Six days out of Singapore, the ship, part of a convoy, collided with an oil tanker which had been torpedoed and set on fire. There were no red crosses on the ship to indicate that PoWs were on board. That night, Kachidoki Maru was torpedoed by the American submarine Pampanito and sank within 15 minutes.
Water flooded the hold and Urquhart was washed over the side. The sea was thick with burning oil from other sinkings in the convoy. More than 240 of his comrades died that night. There were terrible scenes as men fought for a piece of driftwood that would support them. Urquhart found a one-man raft. By the fifth day, he was badly burned and unable to see. His eyes had been seared by the strength of the sun.

He was picked up, barely conscious, by a Japanese whaling ship and dropped off at Hainan Island. There, he and other prisoners who had survived the sinkings were paraded naked through the village. In mid-September he was taken by stretcher and lowered into the hold of another “hellship”.

Again the convoy was attacked by submarines, but after an 11-day voyage they reached Japan. Urquhart was put to work in a coal mine at Omuta. By that time he could hardly stand and scarcely knew his own name.

Dr Mathieson, a Scot serving in the RAMC, persuaded the Japanese to move Urquhart to the camp hospital, where he worked as an orderly. The doctor’s courage, dedication and skill saved Urquhart’s life and that of many others.

His camp was 10 miles from Nagasaki, and when the atom bomb was dropped on the city, his shrunken frame was knocked sideways by the blast. For several days he and his comrades feared that the Japanese would massacre them to destroy the evidence of their atrocities, but on August 21 1945 the camp commander announced the end of the war and the British gradually took over.
Read the whole thing, especially the post war portion.

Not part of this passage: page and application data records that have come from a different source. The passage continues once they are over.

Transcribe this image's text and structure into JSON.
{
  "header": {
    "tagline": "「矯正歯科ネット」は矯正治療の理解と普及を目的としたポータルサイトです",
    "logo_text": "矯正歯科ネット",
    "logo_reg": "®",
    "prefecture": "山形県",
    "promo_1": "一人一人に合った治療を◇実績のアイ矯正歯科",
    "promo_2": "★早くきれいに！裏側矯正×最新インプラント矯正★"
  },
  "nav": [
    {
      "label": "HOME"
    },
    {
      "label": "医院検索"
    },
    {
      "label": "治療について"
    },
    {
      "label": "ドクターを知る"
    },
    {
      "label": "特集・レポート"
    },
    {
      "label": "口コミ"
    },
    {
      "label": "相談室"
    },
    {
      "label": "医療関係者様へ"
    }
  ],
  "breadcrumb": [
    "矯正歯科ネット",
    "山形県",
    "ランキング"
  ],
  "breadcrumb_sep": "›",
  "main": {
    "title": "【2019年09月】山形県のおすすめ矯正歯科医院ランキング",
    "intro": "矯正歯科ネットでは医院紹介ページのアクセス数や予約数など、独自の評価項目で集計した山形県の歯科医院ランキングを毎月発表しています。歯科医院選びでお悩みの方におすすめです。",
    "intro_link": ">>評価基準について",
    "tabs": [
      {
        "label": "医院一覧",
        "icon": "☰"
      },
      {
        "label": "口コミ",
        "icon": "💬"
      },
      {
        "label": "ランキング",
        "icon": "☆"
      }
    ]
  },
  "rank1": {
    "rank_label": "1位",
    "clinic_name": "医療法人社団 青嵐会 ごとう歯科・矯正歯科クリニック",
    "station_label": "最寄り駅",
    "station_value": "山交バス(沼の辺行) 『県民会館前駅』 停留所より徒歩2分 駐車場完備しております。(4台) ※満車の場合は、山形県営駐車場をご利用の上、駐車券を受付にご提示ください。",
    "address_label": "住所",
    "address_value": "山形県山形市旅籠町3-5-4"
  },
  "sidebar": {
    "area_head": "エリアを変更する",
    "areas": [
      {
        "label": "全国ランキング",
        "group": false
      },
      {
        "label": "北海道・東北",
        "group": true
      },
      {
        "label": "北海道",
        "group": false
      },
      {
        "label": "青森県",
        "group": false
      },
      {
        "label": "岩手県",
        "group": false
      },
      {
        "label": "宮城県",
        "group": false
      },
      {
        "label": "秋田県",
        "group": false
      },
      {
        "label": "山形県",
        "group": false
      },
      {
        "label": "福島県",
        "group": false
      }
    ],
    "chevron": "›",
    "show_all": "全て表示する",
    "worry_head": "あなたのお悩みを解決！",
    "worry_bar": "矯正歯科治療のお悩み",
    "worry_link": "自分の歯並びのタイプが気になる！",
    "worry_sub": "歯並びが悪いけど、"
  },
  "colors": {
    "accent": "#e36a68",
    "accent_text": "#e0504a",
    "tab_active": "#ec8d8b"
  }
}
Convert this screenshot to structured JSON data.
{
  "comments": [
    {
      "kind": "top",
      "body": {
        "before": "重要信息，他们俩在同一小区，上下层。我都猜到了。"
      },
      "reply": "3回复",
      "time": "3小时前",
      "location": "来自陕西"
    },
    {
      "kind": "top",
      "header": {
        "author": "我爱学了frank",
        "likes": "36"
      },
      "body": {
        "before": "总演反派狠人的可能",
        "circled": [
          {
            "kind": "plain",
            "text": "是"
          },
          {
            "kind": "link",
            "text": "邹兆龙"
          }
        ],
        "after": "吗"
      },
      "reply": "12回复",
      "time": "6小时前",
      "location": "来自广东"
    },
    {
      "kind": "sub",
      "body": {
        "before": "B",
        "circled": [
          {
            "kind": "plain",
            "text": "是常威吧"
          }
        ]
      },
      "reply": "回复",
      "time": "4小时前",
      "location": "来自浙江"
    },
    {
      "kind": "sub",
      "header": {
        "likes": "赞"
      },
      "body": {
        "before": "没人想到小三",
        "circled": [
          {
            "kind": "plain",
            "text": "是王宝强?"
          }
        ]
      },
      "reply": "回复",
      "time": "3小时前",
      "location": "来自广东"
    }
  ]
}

On days when you think you just have it hard, think of Alistair. It is never that bad.